Tag Archives: vegetables
Here’s what I got with this week’s veg box scheme. Every week I get portions of potatoes, carrots, mushrooms, and onions, plus a handful of other vegetables, though I can swap some of those if need be. So this week I swapped out potatoes and carrots – because I have accumulations of both I need to use up – and the sum total is three tomatoes, two leeks, yellow onions, fennel, a bag of ‘spring greens’ (? They look rather like collards, less wrinkly than kale), an ear of corn (just one? really?), two large portobello shrooms instead of one, and a zucchini/courgette. To the left (just out of sight, sorry) are a couple of pounds of plums I got from a vendor in the market square. And there’s half a large cabbage in the fridge, along with the remains of borscht from last week’s beetroot.
I shall apply my veggie kabbala meditation to this collection and see what I come up with. I think I could easily use a number of these items in one swoop. We’re having company for dinner on Monday – a Belgian gentleman with, I think, sophisticated taste – so there may be some kind of veggie and fish chowder in the offing. Andrew loves mushrooms so I may even delegate to him the mushrooms on toast recipe in today’s Guardian feature of student recipes by celebrity chefs (one of the few among the bunch that doesn’t have bacon in it!). And the plums? Well, still haven’t figured out what to do with those, because there are too many choices, frankly. But they’re going in the fridge pronto, as they’re starting to ooze juice (yum).
It seems that, even beyond haggis, there’s still more to learn about Scottish food. So, tatties are potatoes, turnips are turnips, and then there are neeps, which if I understand this Guardian WoM blog correctly, are swedes, or in American parlance rutabagas, a cross between cabbage (kale?) and turnips. It’s a little more clear in the Guardian’s winter veg guide here.
I don’t think I’ve eaten either turnips or swedes since I’ve been here.

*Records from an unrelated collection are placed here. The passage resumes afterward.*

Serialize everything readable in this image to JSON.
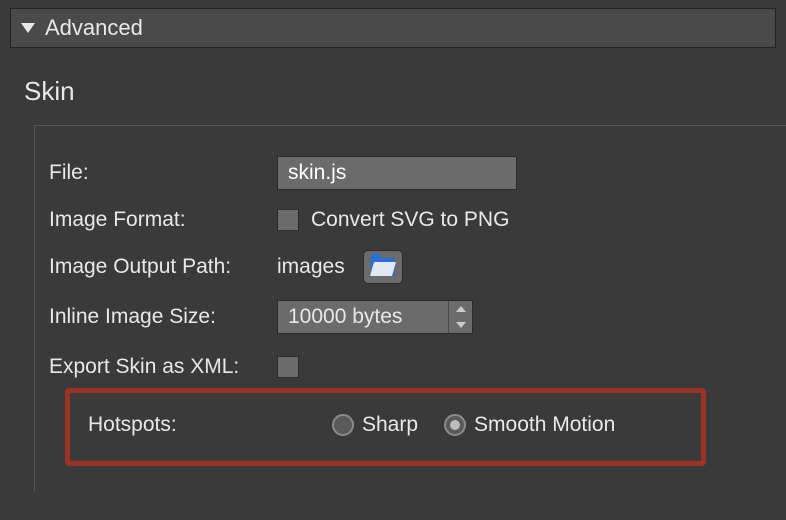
{
  "section": {
    "title": "Advanced"
  },
  "group": {
    "title": "Skin"
  },
  "fields": {
    "file": {
      "label": "File:",
      "value": "skin.js"
    },
    "imageFormat": {
      "label": "Image Format:",
      "option": "Convert SVG to PNG"
    },
    "imageOutputPath": {
      "label": "Image Output Path:",
      "value": "images"
    },
    "inlineImageSize": {
      "label": "Inline Image Size:",
      "value": "10000 bytes"
    },
    "exportXml": {
      "label": "Export Skin as XML:"
    },
    "hotspots": {
      "label": "Hotspots:",
      "options": {
        "sharp": "Sharp",
        "smooth": "Smooth Motion"
      }
    }
  }
}
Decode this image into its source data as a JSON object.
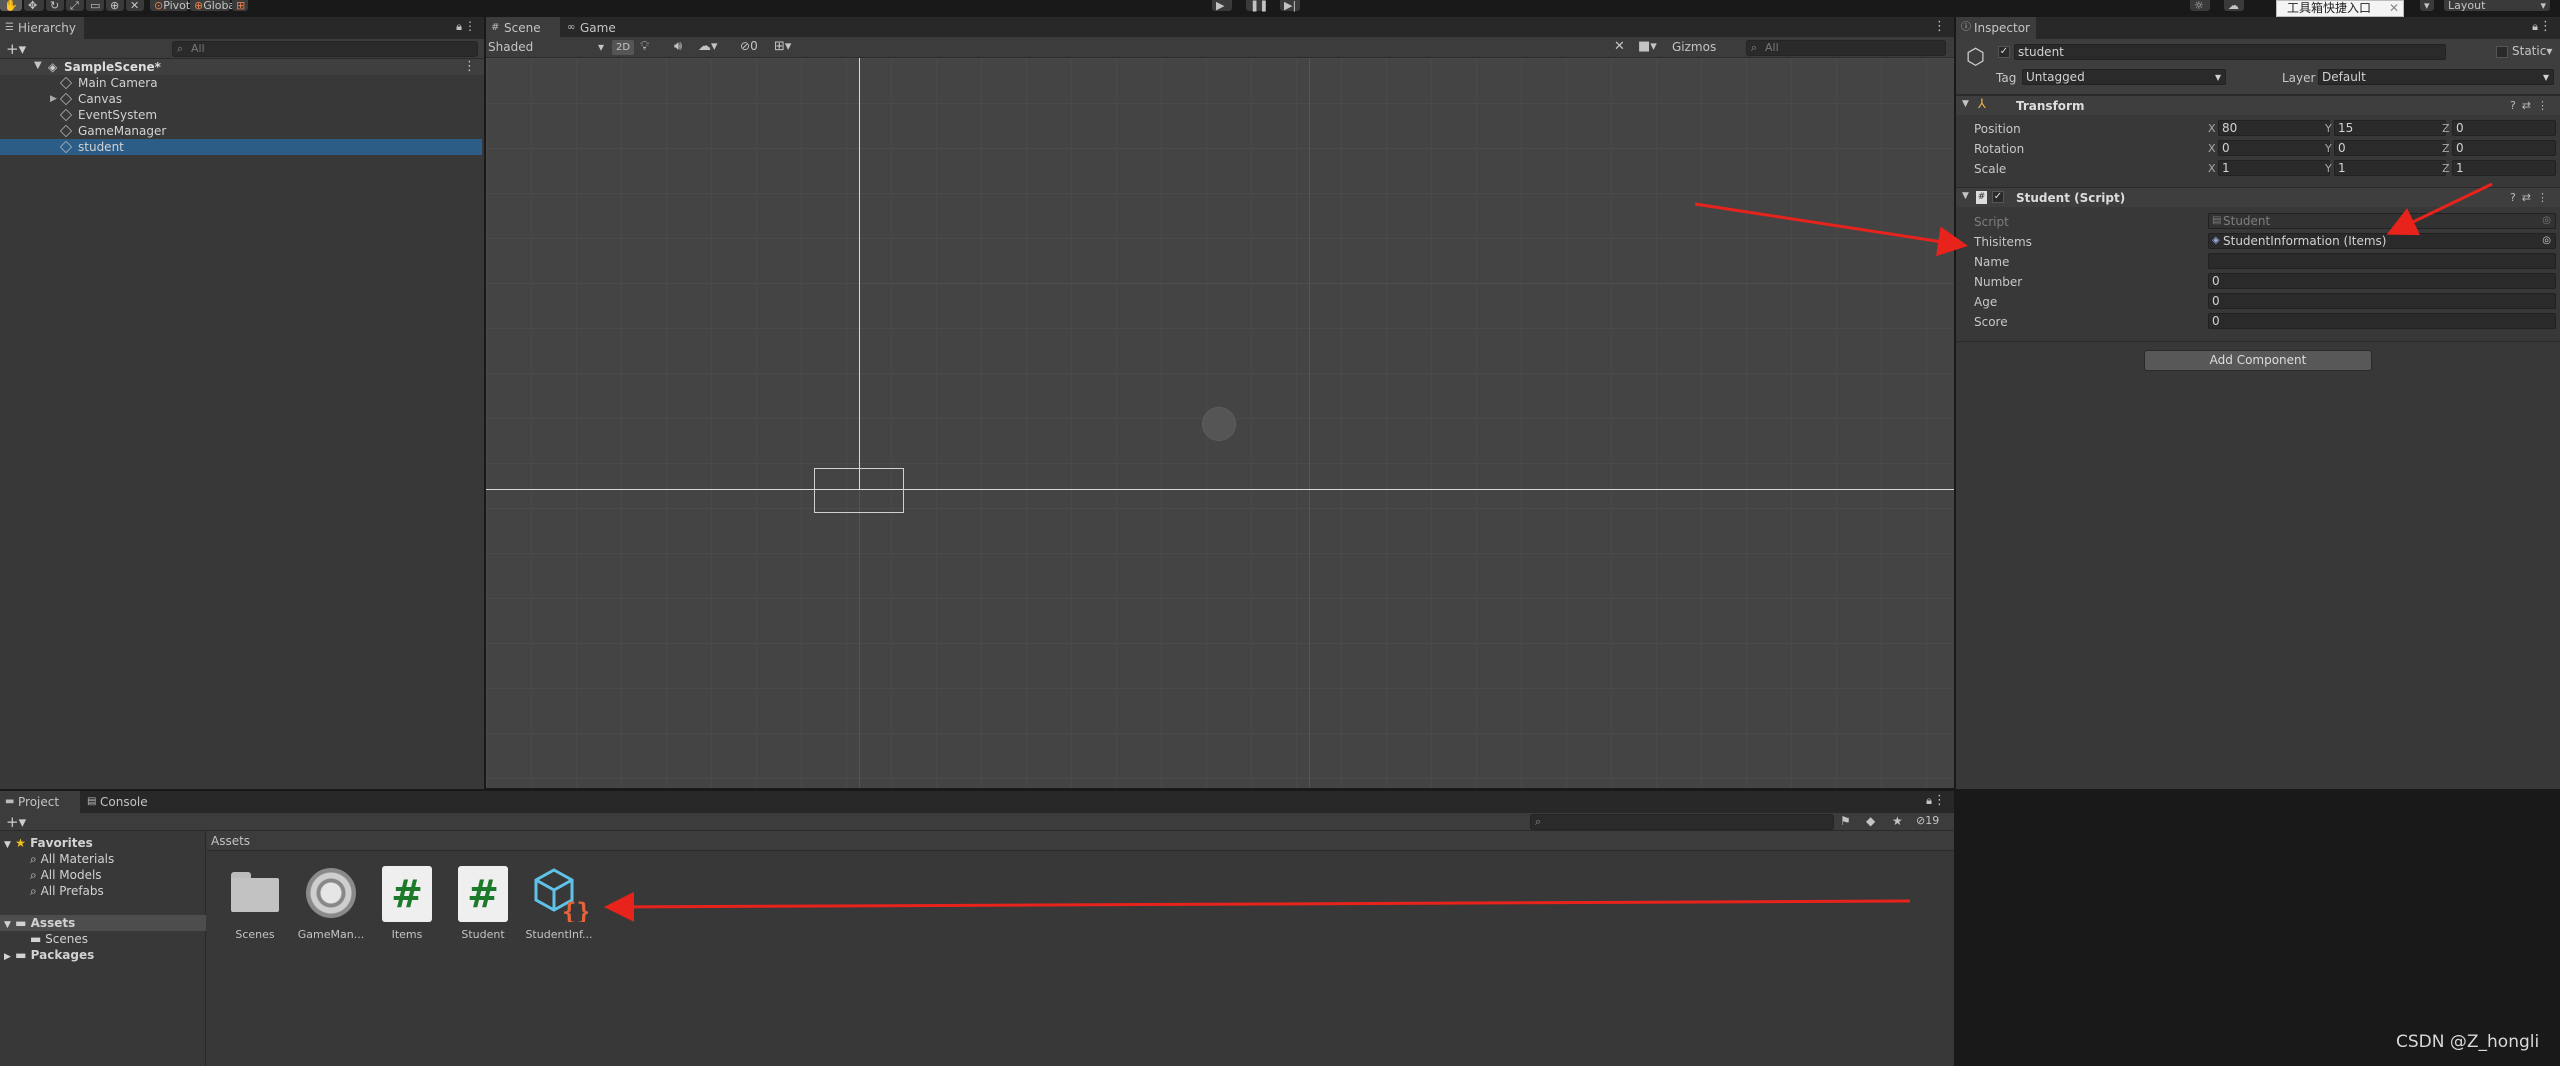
{
  "toolbar": {
    "pivot": "Pivot",
    "global": "Global",
    "layout": "Layout",
    "popup": "工具箱快捷入口"
  },
  "hierarchy": {
    "tab": "Hierarchy",
    "search_placeholder": "All",
    "scene": "SampleScene*",
    "items": [
      {
        "label": "Main Camera",
        "expand": false
      },
      {
        "label": "Canvas",
        "expand": true
      },
      {
        "label": "EventSystem",
        "expand": false
      },
      {
        "label": "GameManager",
        "expand": false
      },
      {
        "label": "student",
        "expand": false,
        "selected": true
      }
    ]
  },
  "scene": {
    "tabs": [
      "Scene",
      "Game"
    ],
    "shading": "Shaded",
    "mode_2d": "2D",
    "hidden_count": "0",
    "gizmos": "Gizmos",
    "search_placeholder": "All"
  },
  "inspector": {
    "tab": "Inspector",
    "object_name": "student",
    "static_label": "Static",
    "tag_label": "Tag",
    "tag_value": "Untagged",
    "layer_label": "Layer",
    "layer_value": "Default",
    "transform": {
      "title": "Transform",
      "rows": [
        {
          "label": "Position",
          "x": "80",
          "y": "15",
          "z": "0"
        },
        {
          "label": "Rotation",
          "x": "0",
          "y": "0",
          "z": "0"
        },
        {
          "label": "Scale",
          "x": "1",
          "y": "1",
          "z": "1"
        }
      ]
    },
    "script": {
      "title": "Student (Script)",
      "fields": [
        {
          "label": "Script",
          "value": "Student",
          "disabled": true,
          "ref": true
        },
        {
          "label": "Thisitems",
          "value": "StudentInformation (Items)",
          "ref": true
        },
        {
          "label": "Name",
          "value": ""
        },
        {
          "label": "Number",
          "value": "0"
        },
        {
          "label": "Age",
          "value": "0"
        },
        {
          "label": "Score",
          "value": "0"
        }
      ]
    },
    "add_component": "Add Component"
  },
  "project": {
    "tabs": [
      "Project",
      "Console"
    ],
    "favorites": "Favorites",
    "favorite_items": [
      "All Materials",
      "All Models",
      "All Prefabs"
    ],
    "assets_root": "Assets",
    "assets_children": [
      "Scenes"
    ],
    "packages": "Packages",
    "breadcrumb": "Assets",
    "hidden_count": "19",
    "assets": [
      {
        "name": "Scenes",
        "icon": "folder-icon"
      },
      {
        "name": "GameMan...",
        "icon": "gear-icon"
      },
      {
        "name": "Items",
        "icon": "csharp-script-icon"
      },
      {
        "name": "Student",
        "icon": "csharp-script-icon"
      },
      {
        "name": "StudentInf...",
        "icon": "scriptable-object-icon"
      }
    ]
  },
  "watermark": "CSDN @Z_hongli",
  "colors": {
    "selection": "#2c5d87",
    "arrow": "#e8231c",
    "panel": "#383838",
    "scene": "#444444"
  }
}
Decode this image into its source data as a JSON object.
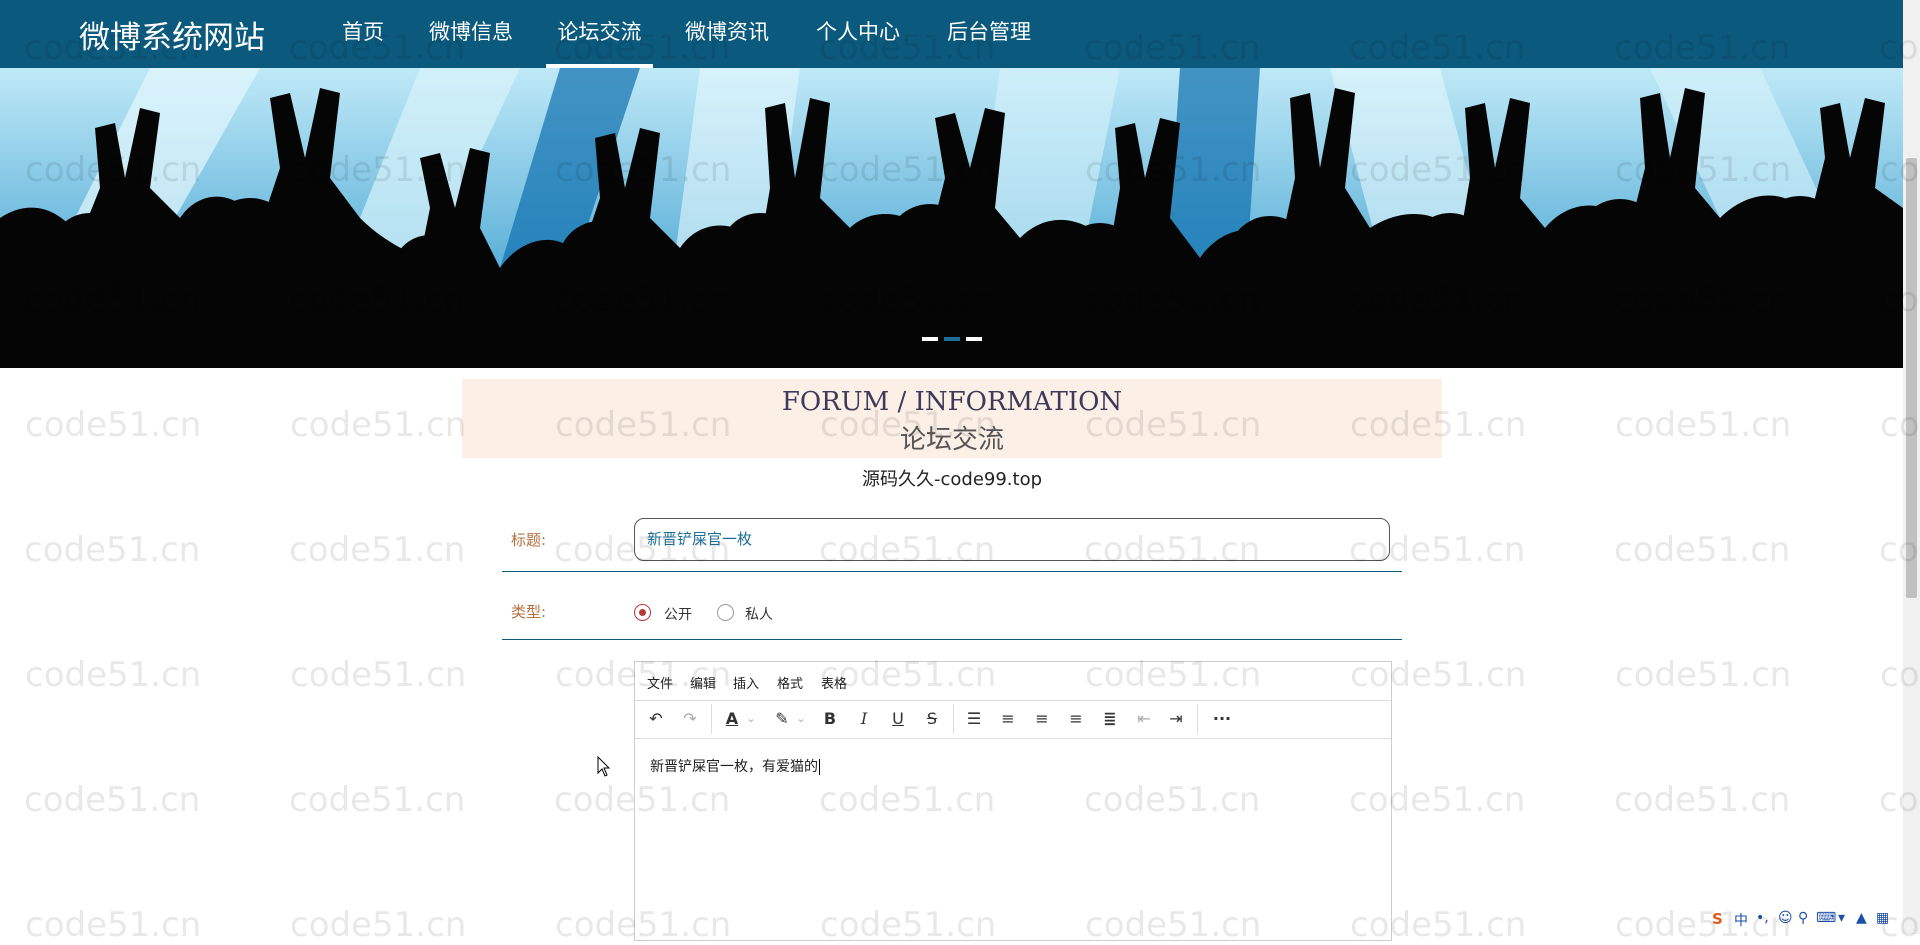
{
  "nav": {
    "brand": "微博系统网站",
    "items": [
      {
        "label": "首页"
      },
      {
        "label": "微博信息"
      },
      {
        "label": "论坛交流",
        "active": true
      },
      {
        "label": "微博资讯"
      },
      {
        "label": "个人中心"
      },
      {
        "label": "后台管理"
      }
    ],
    "color": "#0b5a7e"
  },
  "banner": {
    "slides": 3,
    "active_slide": 2
  },
  "section": {
    "title_en": "FORUM / INFORMATION",
    "title_cn": "论坛交流",
    "subtitle": "源码久久-code99.top"
  },
  "form": {
    "title_label": "标题:",
    "title_value": "新晋铲屎官一枚",
    "type_label": "类型:",
    "type_options": [
      {
        "label": "公开",
        "checked": true
      },
      {
        "label": "私人",
        "checked": false
      }
    ]
  },
  "editor": {
    "menu": [
      "文件",
      "编辑",
      "插入",
      "格式",
      "表格"
    ],
    "toolbar": [
      "undo-icon",
      "redo-icon",
      "font-color-icon",
      "highlight-icon",
      "bold-icon",
      "italic-icon",
      "underline-icon",
      "strikethrough-icon",
      "list-icon",
      "align-left-icon",
      "align-center-icon",
      "align-right-icon",
      "justify-icon",
      "outdent-icon",
      "indent-icon",
      "more-icon"
    ],
    "content": "新晋铲屎官一枚，有爱猫的"
  },
  "watermark": "code51.cn",
  "ime": {
    "mode": "中"
  }
}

I always assumed that turnips and rutabagas were the same save for the yellow color of the latter, but given the strong preferences expressed by Guardian commenters, I might be wrong.